- [What is required]:
Tell how many lines in the listing below contain the word "icon", giving the number alone.

——————————

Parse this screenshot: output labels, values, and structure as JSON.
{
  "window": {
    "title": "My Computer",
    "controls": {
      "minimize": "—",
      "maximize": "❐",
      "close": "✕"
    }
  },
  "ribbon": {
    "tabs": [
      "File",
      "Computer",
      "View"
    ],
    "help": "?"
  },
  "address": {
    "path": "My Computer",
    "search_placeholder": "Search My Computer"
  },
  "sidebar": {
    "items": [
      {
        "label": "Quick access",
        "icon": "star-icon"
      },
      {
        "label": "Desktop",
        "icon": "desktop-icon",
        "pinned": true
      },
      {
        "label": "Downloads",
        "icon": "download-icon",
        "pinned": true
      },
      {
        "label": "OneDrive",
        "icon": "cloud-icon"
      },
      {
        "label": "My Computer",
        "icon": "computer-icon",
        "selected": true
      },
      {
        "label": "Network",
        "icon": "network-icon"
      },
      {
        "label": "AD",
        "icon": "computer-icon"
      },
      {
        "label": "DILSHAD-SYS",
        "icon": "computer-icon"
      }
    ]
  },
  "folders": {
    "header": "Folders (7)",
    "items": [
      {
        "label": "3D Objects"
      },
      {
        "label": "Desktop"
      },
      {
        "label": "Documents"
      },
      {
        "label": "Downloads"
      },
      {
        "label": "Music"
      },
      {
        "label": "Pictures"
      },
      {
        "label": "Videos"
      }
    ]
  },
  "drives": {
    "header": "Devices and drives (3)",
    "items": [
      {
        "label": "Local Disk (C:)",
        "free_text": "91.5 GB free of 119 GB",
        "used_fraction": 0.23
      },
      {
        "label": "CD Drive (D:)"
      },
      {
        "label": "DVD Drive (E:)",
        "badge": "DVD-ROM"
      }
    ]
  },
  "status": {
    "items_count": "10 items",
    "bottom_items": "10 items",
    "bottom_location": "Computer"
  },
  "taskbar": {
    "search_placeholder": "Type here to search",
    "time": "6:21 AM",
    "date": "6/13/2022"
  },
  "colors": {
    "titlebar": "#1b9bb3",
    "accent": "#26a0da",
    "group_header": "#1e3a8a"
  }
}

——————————

- [Exercise result]:
8